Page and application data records

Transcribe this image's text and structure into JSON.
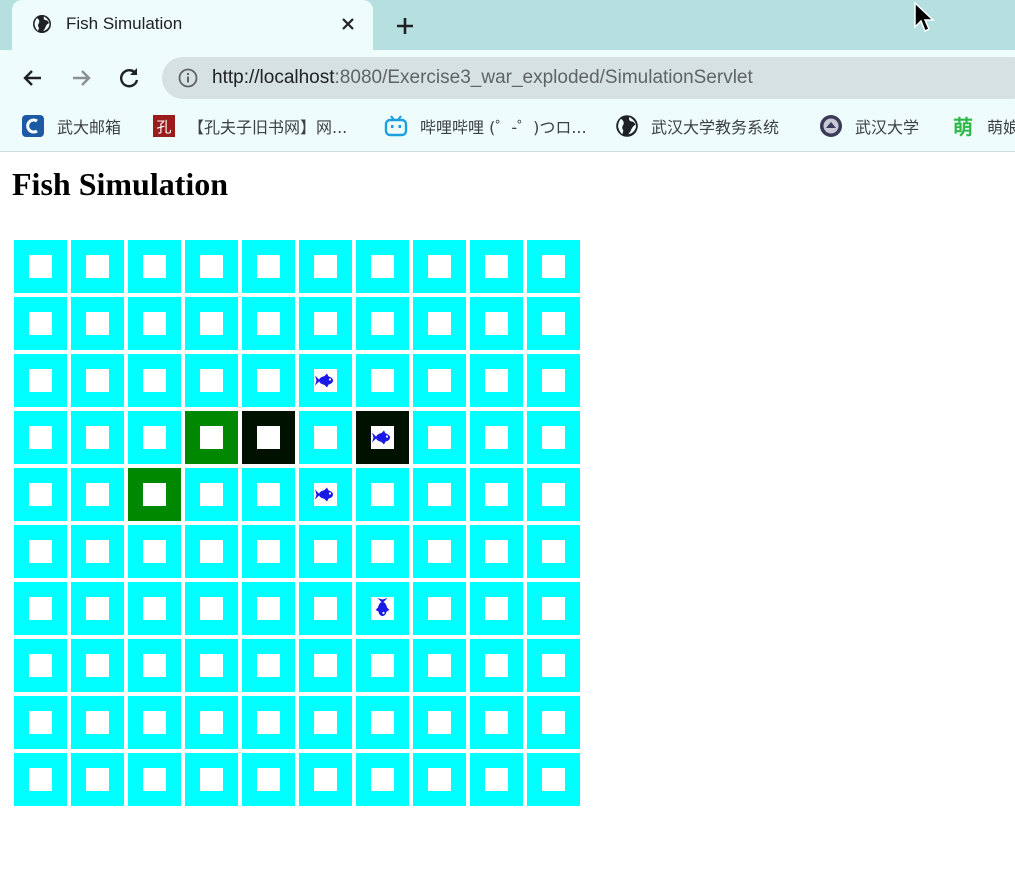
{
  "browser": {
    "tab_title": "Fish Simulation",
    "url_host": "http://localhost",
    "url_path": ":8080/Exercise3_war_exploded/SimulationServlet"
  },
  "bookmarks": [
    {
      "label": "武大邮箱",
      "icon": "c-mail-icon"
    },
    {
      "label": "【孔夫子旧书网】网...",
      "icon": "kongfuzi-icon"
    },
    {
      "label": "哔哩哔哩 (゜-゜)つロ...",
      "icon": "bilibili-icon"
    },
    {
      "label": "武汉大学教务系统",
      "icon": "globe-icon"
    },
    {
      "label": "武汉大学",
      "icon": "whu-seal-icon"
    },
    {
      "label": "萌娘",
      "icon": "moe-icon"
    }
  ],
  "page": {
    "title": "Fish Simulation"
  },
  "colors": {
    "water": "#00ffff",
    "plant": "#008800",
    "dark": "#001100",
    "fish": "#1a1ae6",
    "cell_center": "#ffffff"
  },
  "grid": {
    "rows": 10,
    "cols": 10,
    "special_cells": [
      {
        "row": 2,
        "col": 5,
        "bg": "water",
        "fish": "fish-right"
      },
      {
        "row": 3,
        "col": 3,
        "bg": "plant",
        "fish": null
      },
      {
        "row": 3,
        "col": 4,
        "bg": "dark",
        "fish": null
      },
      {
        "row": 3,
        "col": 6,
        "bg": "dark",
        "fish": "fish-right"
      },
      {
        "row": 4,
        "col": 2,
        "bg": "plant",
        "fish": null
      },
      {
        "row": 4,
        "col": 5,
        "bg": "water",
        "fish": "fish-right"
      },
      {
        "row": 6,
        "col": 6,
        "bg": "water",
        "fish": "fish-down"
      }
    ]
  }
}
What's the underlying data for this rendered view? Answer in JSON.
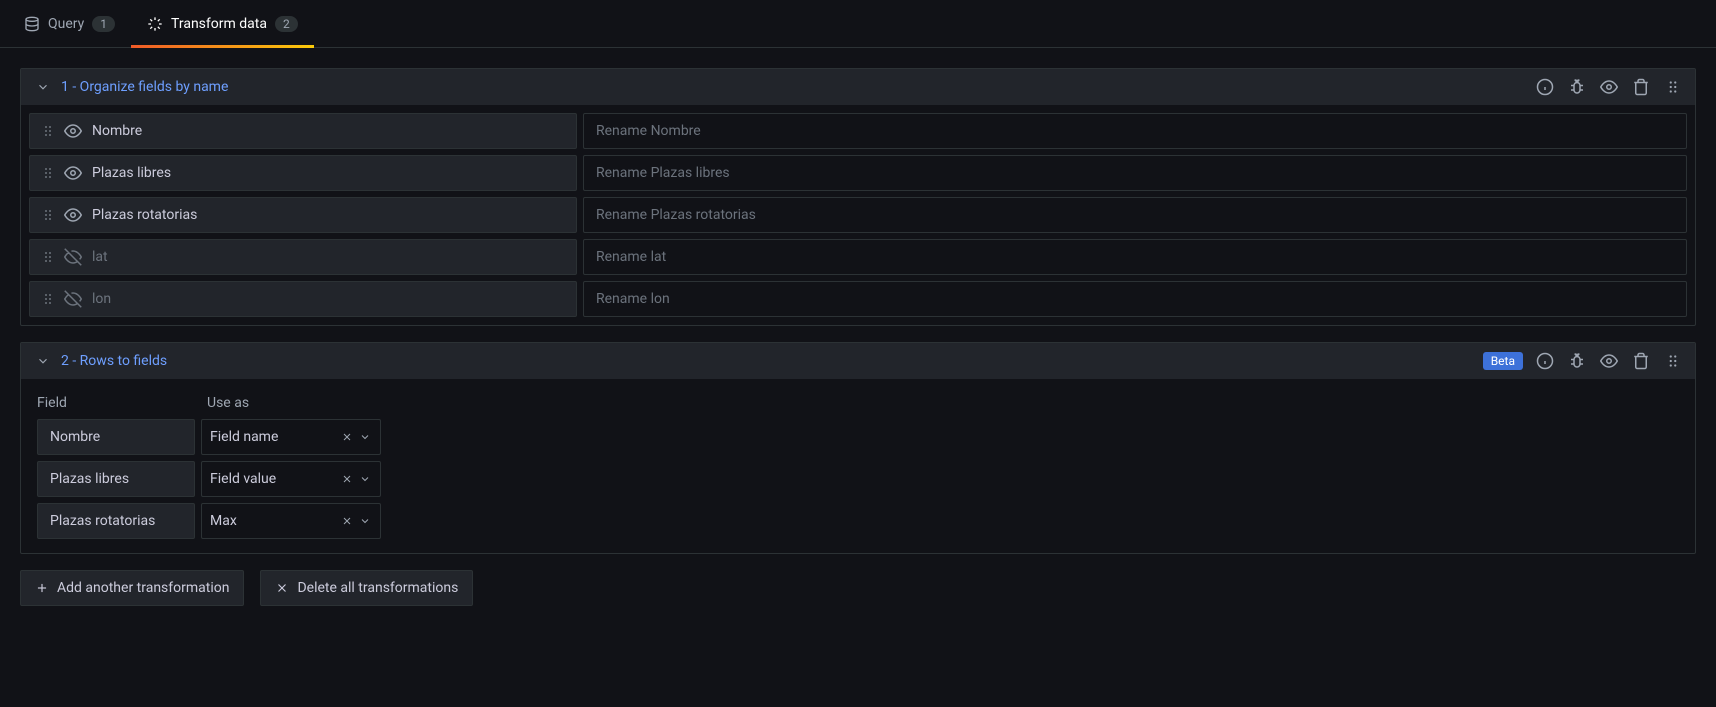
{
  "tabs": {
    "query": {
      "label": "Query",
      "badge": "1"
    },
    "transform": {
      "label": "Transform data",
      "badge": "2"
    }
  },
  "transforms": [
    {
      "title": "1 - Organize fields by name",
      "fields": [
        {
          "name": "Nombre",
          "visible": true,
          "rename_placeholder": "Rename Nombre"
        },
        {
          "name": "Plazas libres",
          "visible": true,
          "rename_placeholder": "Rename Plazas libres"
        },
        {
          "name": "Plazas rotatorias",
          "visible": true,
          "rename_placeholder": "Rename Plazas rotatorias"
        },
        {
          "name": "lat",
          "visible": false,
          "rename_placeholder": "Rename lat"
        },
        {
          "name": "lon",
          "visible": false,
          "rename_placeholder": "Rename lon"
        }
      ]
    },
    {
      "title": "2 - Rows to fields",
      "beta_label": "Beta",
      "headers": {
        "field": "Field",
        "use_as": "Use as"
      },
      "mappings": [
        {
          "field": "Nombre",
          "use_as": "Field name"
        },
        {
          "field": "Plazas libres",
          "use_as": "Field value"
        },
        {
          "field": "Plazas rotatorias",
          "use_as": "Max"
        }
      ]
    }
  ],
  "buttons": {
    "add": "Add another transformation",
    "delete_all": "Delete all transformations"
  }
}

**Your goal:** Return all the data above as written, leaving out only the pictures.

**Output:**
Transcribe this image's text and structure into JSON.
{
  "browser": {
    "tab_title": "Fish Simulation",
    "url_host": "http://localhost",
    "url_path": ":8080/Exercise3_war_exploded/SimulationServlet"
  },
  "bookmarks": [
    {
      "label": "武大邮箱",
      "icon": "c-mail-icon"
    },
    {
      "label": "【孔夫子旧书网】网...",
      "icon": "kongfuzi-icon"
    },
    {
      "label": "哔哩哔哩 (゜-゜)つロ...",
      "icon": "bilibili-icon"
    },
    {
      "label": "武汉大学教务系统",
      "icon": "globe-icon"
    },
    {
      "label": "武汉大学",
      "icon": "whu-seal-icon"
    },
    {
      "label": "萌娘",
      "icon": "moe-icon"
    }
  ],
  "page": {
    "title": "Fish Simulation"
  },
  "colors": {
    "water": "#00ffff",
    "plant": "#008800",
    "dark": "#001100",
    "fish": "#1a1ae6",
    "cell_center": "#ffffff"
  },
  "grid": {
    "rows": 10,
    "cols": 10,
    "special_cells": [
      {
        "row": 2,
        "col": 5,
        "bg": "water",
        "fish": "fish-right"
      },
      {
        "row": 3,
        "col": 3,
        "bg": "plant",
        "fish": null
      },
      {
        "row": 3,
        "col": 4,
        "bg": "dark",
        "fish": null
      },
      {
        "row": 3,
        "col": 6,
        "bg": "dark",
        "fish": "fish-right"
      },
      {
        "row": 4,
        "col": 2,
        "bg": "plant",
        "fish": null
      },
      {
        "row": 4,
        "col": 5,
        "bg": "water",
        "fish": "fish-right"
      },
      {
        "row": 6,
        "col": 6,
        "bg": "water",
        "fish": "fish-down"
      }
    ]
  }
}
What's the underlying data for this rendered view? Answer in JSON.
{
  "tabs": {
    "query": {
      "label": "Query",
      "badge": "1"
    },
    "transform": {
      "label": "Transform data",
      "badge": "2"
    }
  },
  "transforms": [
    {
      "title": "1 - Organize fields by name",
      "fields": [
        {
          "name": "Nombre",
          "visible": true,
          "rename_placeholder": "Rename Nombre"
        },
        {
          "name": "Plazas libres",
          "visible": true,
          "rename_placeholder": "Rename Plazas libres"
        },
        {
          "name": "Plazas rotatorias",
          "visible": true,
          "rename_placeholder": "Rename Plazas rotatorias"
        },
        {
          "name": "lat",
          "visible": false,
          "rename_placeholder": "Rename lat"
        },
        {
          "name": "lon",
          "visible": false,
          "rename_placeholder": "Rename lon"
        }
      ]
    },
    {
      "title": "2 - Rows to fields",
      "beta_label": "Beta",
      "headers": {
        "field": "Field",
        "use_as": "Use as"
      },
      "mappings": [
        {
          "field": "Nombre",
          "use_as": "Field name"
        },
        {
          "field": "Plazas libres",
          "use_as": "Field value"
        },
        {
          "field": "Plazas rotatorias",
          "use_as": "Max"
        }
      ]
    }
  ],
  "buttons": {
    "add": "Add another transformation",
    "delete_all": "Delete all transformations"
  }
}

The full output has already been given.